The value of a futures contract is the forward value of the payment, discounted back to today -

$$V(t,T) = e^{-r(T-t)} \mathbb{E} \left[ S(T) - F | \mathcal{F}_t \right]$$

and the price of a futures contract is the price $F$ that gives the contract zero present value -

\begin{align} F & = \mathbb{E}\left[ S(T) | \mathcal{F}_t\right] \\ & = S(t)e^{r(T-t)} \end{align}

Note that as soon as you have entered a futures contract, the price $F$ is now fixed, which means that in general the futures contract no longer has zero present value (the same is true of a forward contract).

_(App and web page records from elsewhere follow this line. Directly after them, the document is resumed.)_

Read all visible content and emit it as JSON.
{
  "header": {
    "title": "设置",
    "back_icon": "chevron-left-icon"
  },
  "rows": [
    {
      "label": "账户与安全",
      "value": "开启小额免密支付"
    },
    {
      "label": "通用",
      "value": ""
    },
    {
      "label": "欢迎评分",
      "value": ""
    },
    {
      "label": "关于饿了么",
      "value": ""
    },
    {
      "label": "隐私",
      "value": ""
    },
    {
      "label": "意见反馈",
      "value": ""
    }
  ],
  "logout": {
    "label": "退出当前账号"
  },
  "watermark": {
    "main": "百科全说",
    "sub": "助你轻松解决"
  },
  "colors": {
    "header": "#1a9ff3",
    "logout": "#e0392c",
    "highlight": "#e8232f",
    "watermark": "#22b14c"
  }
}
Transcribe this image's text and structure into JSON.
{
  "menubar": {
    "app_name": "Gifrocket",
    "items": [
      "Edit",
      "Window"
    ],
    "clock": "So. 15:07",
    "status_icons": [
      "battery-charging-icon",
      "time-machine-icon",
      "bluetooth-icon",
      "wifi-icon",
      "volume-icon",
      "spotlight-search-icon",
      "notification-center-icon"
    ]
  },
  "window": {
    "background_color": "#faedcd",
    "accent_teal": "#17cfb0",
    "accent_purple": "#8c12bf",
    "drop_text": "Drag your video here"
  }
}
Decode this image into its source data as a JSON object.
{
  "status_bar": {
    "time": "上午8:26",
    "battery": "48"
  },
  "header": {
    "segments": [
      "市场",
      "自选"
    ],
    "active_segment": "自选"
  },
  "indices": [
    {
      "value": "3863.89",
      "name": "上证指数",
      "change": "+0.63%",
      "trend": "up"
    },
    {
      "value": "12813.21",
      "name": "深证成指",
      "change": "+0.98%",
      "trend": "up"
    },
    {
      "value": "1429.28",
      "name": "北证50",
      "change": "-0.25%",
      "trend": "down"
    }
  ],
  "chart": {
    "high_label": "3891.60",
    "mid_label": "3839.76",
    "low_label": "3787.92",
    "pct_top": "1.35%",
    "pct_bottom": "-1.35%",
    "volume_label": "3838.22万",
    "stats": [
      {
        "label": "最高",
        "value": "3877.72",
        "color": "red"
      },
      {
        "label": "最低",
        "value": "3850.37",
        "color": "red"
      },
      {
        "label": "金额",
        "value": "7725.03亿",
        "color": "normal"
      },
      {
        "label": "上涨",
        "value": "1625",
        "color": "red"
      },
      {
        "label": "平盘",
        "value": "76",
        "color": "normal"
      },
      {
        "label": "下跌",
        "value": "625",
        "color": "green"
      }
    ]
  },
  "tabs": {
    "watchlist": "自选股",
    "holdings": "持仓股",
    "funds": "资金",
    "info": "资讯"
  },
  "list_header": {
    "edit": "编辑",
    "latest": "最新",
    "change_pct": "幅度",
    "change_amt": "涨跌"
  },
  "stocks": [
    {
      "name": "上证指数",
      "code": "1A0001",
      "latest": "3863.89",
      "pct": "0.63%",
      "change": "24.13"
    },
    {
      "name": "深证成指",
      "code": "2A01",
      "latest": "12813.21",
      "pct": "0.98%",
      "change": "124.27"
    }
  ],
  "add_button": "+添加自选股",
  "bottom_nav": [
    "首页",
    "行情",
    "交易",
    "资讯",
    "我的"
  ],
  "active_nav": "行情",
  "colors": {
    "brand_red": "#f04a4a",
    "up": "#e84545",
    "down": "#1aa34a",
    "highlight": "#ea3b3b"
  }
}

Your margin account at the exchange is credited or debited at the end of every day to take account of your profit/loss on the contract. This is the primary difference between futures and forwards - on a forward contract, you accumulate a non-zero present value on the contract over time, which is all realized at maturity. On a futures contract you realize your profit/loss as you go, and this requires financing (you need to fund your losses, and can invest your gains).

• Although I of course agree with the point you are trying to make, I think that the equations you propose are in fact better suited for a "forward" contract than a "future" contract. For a future you would have: $$V(t,T) = \Bbb{E}^{\Bbb{Q}} \left[ \sum_{i=1}^N e^{-r(t_i-t)} F(t_{i-1},T)-F(t_i,T) \mid \mathcal{F}_t \right]$$ for each open business day $i=1,...,N$ between now ($t$) and the expiry ($T$) with $F(t,T)$ figuring the future price where indeed $F(t,T) = \Bbb{E}^{\Bbb{Q}^T}[S_T \mid \mathcal{F}_t]$, such that $F(t,T)$ is a martingale and $V(t,T)=0$ – Quantuple Mar 13 '17 at 11:13
• Pls see the update, why for the forward contract, $F$ is not zero, I think they should be similar. – A.Oreo Mar 13 '17 at 11:17
• $F(t,T)$ is zero neither for a futures nor a forward. However the current values $V(t,T)$ of the contract should you enter them at $t$ are. See also here quant.stackexchange.com/questions/31162/…. – Quantuple Mar 13 '17 at 11:19
• @Quantuple Yes, this is a valid point! It takes the financing into account very explicitly. In practice though, I think that most people use the first formula in my answer, and then have a correction between values of $F$ derived from futures and forward contracts where necessary (which is really only for futures on interest rates). Perhaps some desks now do something more advanced to take the financing into account, but I haven't personally seen it. – Chris Taylor Mar 13 '17 at 11:20
• @ChrisTaylor - Never seen it either I must say. As I said I got the point you were trying to make... I guess I was just being pedantic :) – Quantuple Mar 13 '17 at 11:24